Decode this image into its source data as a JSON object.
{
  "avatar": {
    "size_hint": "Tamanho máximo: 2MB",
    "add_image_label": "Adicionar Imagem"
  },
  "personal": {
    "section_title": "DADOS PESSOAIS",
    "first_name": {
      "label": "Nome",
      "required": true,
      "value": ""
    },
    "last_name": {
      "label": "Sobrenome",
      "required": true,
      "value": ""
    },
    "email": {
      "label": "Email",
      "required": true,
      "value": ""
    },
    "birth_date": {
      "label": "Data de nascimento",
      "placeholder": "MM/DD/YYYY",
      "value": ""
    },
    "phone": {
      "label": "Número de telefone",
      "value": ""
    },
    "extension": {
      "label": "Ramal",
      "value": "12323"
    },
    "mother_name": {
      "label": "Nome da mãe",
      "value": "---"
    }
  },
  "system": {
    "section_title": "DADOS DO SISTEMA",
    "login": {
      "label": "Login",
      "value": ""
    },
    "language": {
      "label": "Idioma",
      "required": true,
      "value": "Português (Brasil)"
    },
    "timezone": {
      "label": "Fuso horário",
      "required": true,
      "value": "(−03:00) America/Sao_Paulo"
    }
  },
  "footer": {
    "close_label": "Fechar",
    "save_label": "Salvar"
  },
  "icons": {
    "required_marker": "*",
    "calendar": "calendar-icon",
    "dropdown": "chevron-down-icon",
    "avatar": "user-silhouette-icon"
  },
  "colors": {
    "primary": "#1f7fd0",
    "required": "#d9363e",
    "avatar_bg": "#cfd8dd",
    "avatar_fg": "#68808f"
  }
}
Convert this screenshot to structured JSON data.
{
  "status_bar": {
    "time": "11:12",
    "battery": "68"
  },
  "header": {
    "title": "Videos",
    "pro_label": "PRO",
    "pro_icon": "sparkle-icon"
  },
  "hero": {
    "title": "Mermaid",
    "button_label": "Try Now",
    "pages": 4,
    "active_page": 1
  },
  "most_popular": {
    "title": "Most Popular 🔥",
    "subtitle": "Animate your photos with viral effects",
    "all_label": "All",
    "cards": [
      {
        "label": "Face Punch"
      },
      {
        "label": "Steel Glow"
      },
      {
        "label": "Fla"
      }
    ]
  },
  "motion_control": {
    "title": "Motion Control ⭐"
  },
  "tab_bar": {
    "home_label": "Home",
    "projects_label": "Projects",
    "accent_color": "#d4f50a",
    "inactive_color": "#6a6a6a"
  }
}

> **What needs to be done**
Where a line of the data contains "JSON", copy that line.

> **Task answer**
Decode this image into its source data as a JSON object.
Convert this screenshot to structured JSON data.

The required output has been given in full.